* _Data for analysis_
•••

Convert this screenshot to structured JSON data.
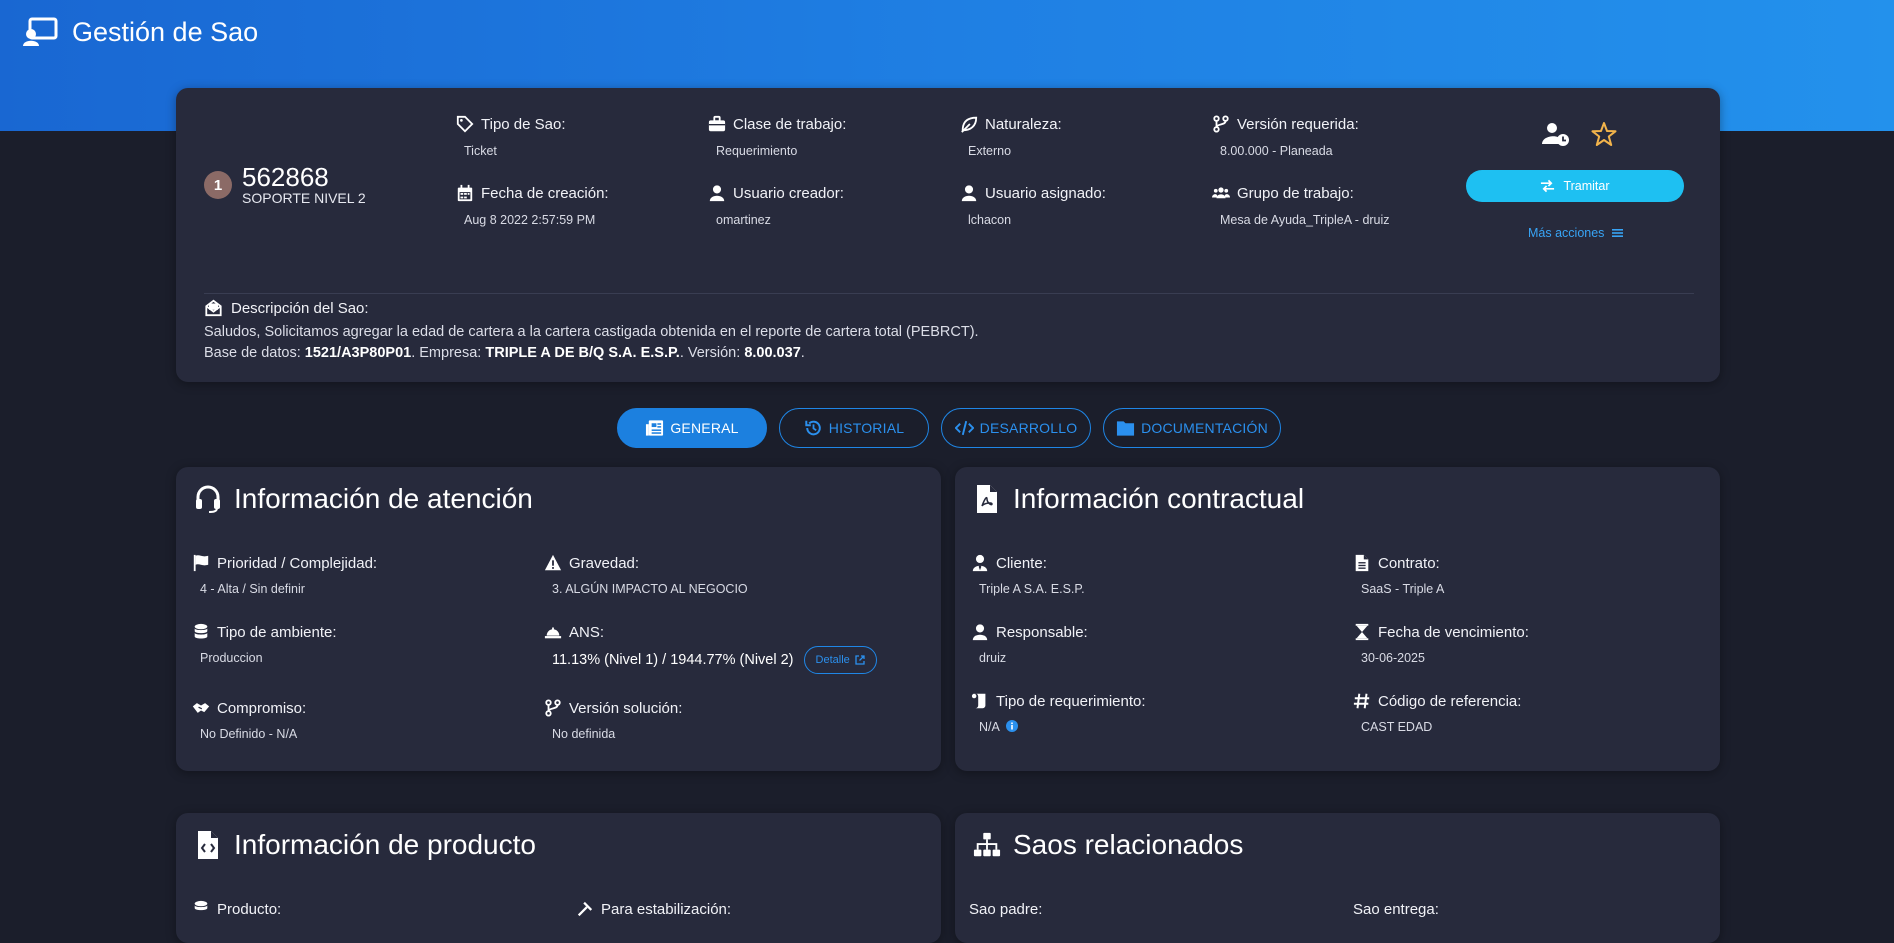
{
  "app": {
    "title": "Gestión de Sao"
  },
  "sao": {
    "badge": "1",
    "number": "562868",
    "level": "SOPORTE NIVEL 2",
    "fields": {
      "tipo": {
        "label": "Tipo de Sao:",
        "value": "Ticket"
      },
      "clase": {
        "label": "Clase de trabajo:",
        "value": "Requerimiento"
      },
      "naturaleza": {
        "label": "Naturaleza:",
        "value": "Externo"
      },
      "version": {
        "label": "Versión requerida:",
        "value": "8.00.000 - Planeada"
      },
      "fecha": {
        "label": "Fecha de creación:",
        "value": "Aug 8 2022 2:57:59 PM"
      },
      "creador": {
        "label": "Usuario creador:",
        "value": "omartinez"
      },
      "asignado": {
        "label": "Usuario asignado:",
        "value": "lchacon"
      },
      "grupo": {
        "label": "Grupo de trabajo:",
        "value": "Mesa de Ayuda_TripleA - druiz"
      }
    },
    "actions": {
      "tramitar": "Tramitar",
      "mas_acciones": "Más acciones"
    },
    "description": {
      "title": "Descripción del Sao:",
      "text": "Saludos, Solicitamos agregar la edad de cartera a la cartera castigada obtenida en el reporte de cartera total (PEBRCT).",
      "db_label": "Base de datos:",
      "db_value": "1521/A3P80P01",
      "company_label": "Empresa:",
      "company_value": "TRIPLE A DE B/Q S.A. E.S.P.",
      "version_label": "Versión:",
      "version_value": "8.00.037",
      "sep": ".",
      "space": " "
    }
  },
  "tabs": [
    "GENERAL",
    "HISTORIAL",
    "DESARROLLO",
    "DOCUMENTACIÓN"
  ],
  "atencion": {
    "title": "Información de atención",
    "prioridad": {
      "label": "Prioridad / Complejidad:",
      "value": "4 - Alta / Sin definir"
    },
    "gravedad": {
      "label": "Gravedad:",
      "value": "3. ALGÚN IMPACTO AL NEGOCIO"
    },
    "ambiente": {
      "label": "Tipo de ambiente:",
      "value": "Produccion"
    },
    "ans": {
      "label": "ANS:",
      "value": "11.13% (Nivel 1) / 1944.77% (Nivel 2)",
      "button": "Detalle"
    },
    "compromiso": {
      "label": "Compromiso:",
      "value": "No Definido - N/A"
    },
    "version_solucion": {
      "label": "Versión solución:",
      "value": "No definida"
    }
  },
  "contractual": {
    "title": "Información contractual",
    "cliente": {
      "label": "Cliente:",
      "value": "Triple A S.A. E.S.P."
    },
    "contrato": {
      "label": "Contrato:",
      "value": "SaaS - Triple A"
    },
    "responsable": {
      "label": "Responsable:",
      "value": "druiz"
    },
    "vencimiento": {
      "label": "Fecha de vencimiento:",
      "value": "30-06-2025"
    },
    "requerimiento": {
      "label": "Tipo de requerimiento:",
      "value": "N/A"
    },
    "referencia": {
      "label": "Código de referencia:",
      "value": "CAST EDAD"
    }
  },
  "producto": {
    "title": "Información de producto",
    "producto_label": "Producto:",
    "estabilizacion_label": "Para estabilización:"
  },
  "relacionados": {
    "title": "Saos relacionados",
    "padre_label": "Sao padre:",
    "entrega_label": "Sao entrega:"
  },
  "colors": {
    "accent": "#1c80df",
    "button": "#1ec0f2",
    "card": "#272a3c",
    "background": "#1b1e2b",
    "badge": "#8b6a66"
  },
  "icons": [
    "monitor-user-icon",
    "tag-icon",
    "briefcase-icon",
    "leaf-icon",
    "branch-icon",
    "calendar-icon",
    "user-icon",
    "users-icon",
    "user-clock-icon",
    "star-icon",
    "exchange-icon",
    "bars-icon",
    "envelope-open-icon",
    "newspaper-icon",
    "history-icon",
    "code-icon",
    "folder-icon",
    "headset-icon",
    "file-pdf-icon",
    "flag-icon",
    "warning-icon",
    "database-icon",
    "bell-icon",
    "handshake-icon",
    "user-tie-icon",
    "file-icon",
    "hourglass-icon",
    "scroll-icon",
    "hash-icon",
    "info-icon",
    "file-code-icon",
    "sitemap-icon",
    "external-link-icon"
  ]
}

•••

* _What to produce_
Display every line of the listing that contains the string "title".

* _Solved exercise_
    "title": "Gestión de Sao"
      "title": "Descripción del Sao:",
    "title": "Información de atención",
    "title": "Información contractual",
    "title": "Información de producto",
    "title": "Saos relacionados",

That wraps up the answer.